You don’t suddenly lose your hearing one morning when you wake up. Hearing loss happens in degrees for most people, particularly when it comes to aging. Age-related hearing loss affects about one in three people in this country. Usually, the change isn’t even noticed until after the age of 75. You might not realize the trouble right away even though some signs show up earlier.
Early hearing loss has gradual and subtle signs. Recognizing them as soon as possible is essential to slow down the progression of hearing loss or other health problems related to hearing loss. You can’t recognize the signs if you don’t know what they are, though. Consider these eight barely noticeable clues that you may have hearing loss.
1. Ears Ringing
Okay, this isn’t really a subtle sign, but people tend to ignore it unless it’s disruptive. Tinnitus, the medical term for the ringing, is a common symptom of hearing loss.
The ringing can be intermittent and only act up when triggered. As an example, perhaps the ringing, buzzing or roaring only happens when you first get up or when you are tired.
Tinnitus is an indicator that something else is going on with your body so it should never be ignored. It could be hearing loss, but it might also be a sign of high blood pressure, circulatory problems or trauma. If you want to know for certain, you will need to see your doctor.
2. You Dread Talking on The Phone
It’s easy to make excuses for phone issues like:
- I have an out dated phone.
- I dropped my phone in water or on the ground.
- It’s a new phone, and I’m just not used to it yet.
If you hate using the phone think about the reasons why. Get someone you know to test the phone for you if the volume is all the way up and you still don’t hear it. If you can’t hear the conversation but they can then you have a hearing issue.
3. It Seems As if Everyone Mumbles Now
Lately, it’s not only your kids, but also your neighbor, the news anchor, and even your spouse that have started to mumble to you. Could it actually be true that all of a sudden everyone in your life has poor enunciation.
The more likely answer is the way you hear words is changing. Mumbling or dropped off consonants like “S” or “T” is one of the first signs that your hearing is changing.

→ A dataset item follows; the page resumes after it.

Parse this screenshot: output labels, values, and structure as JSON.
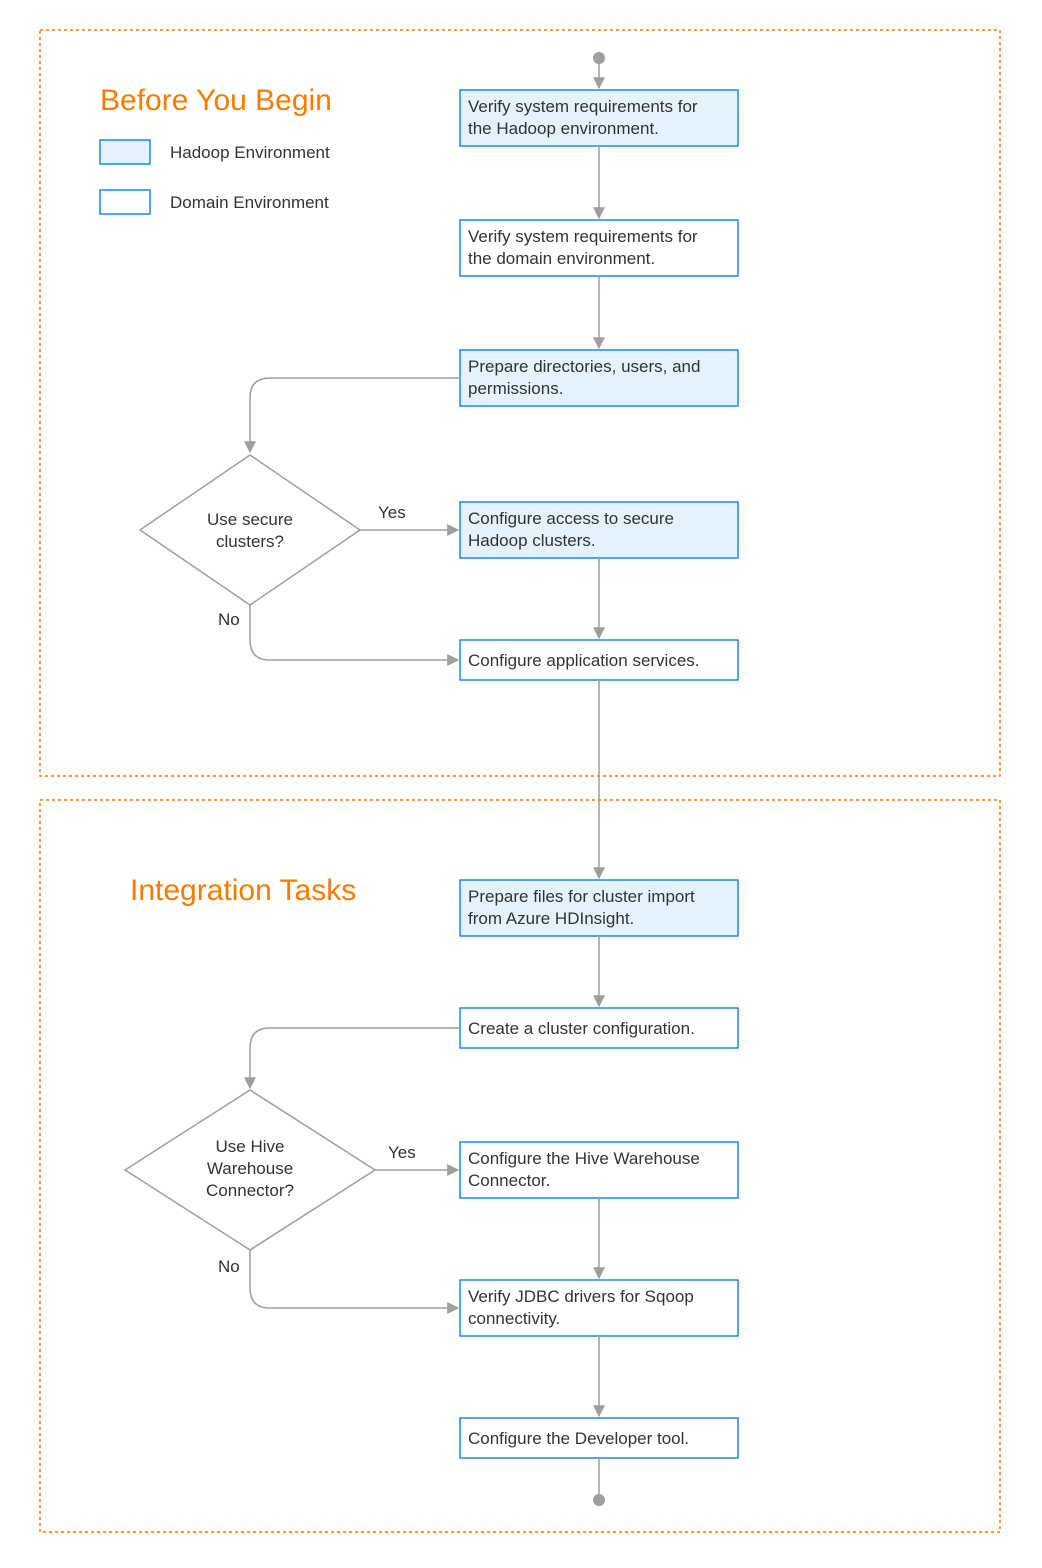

Only when someone calls you out for saying “what?” a lot do you begin to recognize that you can’t hear conversations as well anymore. Usually, the first to notice you have hearing loss are people you see every day like coworkers or family members. If someone comments on it, pay attention.
5. You Hear Some People Just Fine But Not Others
Maybe when you are having a chat with the neighbor everything sounds fine but when his wife starts to talk you can’t make out a word. It’s a common symptom of sensorineural hearing loss or damage to the nerves that send electrical messages to the brain.
Her voice is higher pitched, and that’s why it isn’t as clear. Your daughter or grandchild might present the same issue. Even things like the microwave or an alarm can be a problem. Those tones are also high pitched.
6. Going Out Used to be Much More Fun
Worse yet are the people who actually mumble. Also, it’s much harder to understand what people are saying when it’s noisy. It becomes impossible to hear anything when you are at dinner and people start conversing around you or the AC comes on.
7. You Are More Tired Than Usual
It’s can be fatiguing struggling to comprehend what people are saying. You are more tired than normal because your brain is working harder to manage what it hears. You may even observe changes in your other senses. If your brain is utilizing 110 percent of its time and energy to comprehend words, what’s left for your eyesight or balance? It’s time to have your ears checked if your eye examination came back okay.
8. That Dang TV
Instead of accusing the service provider when you have to keep turning the TV up, consider getting a hearing test. When you have hearing loss it can be hard to hear dialog. There is the background music confusing things, for example. And don’t forget about the AC, ceiling fan or other things in the room. Your hearing is most likely starting to fail if you need to keep turning the volume up.
The good news is all it takes to know for sure is a professional hearing examination. If you find out you have a hearing problem, hearing aids will get things back to normal.